by Christi Weindorf
Located in San Francisco’s Civic Center district, the Museum of Performance & Design Performing Arts Library (MPD PAL) collects, preserves and provides access to materials about the performing arts and theatrical design. The non-circulating research collection was started in 1947 by Russell Hartley, a performer and costume designer for San Francisco Ballet. Today the library houses approximately three and a half million items in its Archives, Reference Collection, Special Collections and Theatrical Design Collection. These materials document the performing arts in California and around the world with a special focus on the San Francisco Bay Area.
The library serves many types of artists and researchers including performers, choreographers, directors, architects, novelists, curators, dance reviewers, music lovers, opera buffs, filmmakers, teachers, professors, students, genealogists and costume, set and fashion designers. Though some patrons who visit the library are residents of the San Francisco Bay Area, many come from across the United States and beyond to access the library’s unique holdings.
The library often provides materials from its collection for exhibits in the MPD galleries. One current exhibit, These Are a Few of My Favorite Things: Movie Music Selections from the Bob Johnson Sheet Music Collection, showcases selected items from the 60,000 pieces of sheet music in the library’s reference collection. Photographs from the library collection are presented in Stars of the Early San Francisco Stage which features performers from the 1840s to the early 1900s. Another MPD exhibit, Toy Theatres: Worlds in Miniature, provides a bibliography of materials available in the library’s Theatrical Design Collection for patrons who want to continue learning about tiny stage designs.
Several digitized collections from MPD PAL are accessible online. The San Francisco Bay Area Theater Images and Memorabilia collection holds almost 200 digitized images of theater buildings, performance programs, tickets, seating charts and more from the 1850s to the 1970s.
The Chinese Theater in California collection brings together a selection of over 400 digitized photographs showing performers and productions staged at the Great China Theatre, the Great Star Theatre and other venues between the 1880s to the 2000s drawn from the library’s Wylie Wong Collection, Lois Rather Papers, Jack Chen Papers, and the Chinese Theater Collection. Selected audio recordings and transcripts from the Legacy Oral History Collection are also available online through the MPD website.

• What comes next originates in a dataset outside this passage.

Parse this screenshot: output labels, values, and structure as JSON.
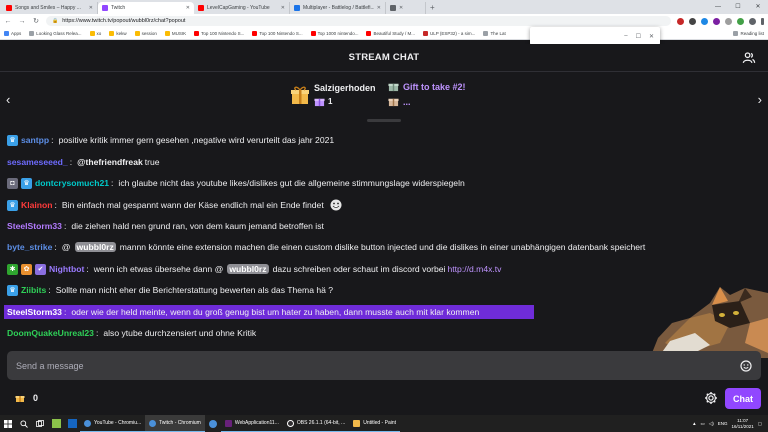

The Museum of Performance and Design welcomes visitors on Wednesdays from 1pm-5pm and on the last Saturday of the month from 1pm-5pm. Library appointments for other times may be scheduled by contacting 415-255-4800 extension *814 or email@example.com. The exhibits mentioned above are open in the hallway galleries on Mondays-Saturdays from 10am-5pm.
Performing arts libraries are few and far between. This is part of what makes the Museum of Performance & Design Performing Arts Library (MPD PAL) such a treasure, both locally and internationally. As libraries go, it is a rare find, and its collection is a true gem.
Christi Weindorf is excited to complete the MLIS program at San José State University in August 2012 and launch into the wider world of libraries and archives. Over the last two years she has worked and interned with the Museum of Performance and Design, Dance Heritage Coalition, King Library at San José State University and Stanford University Libraries. Before pursuing an MLIS, Christi worked in arts education and earned an MA from Trinity Laban Conservatoire of Music and Dance.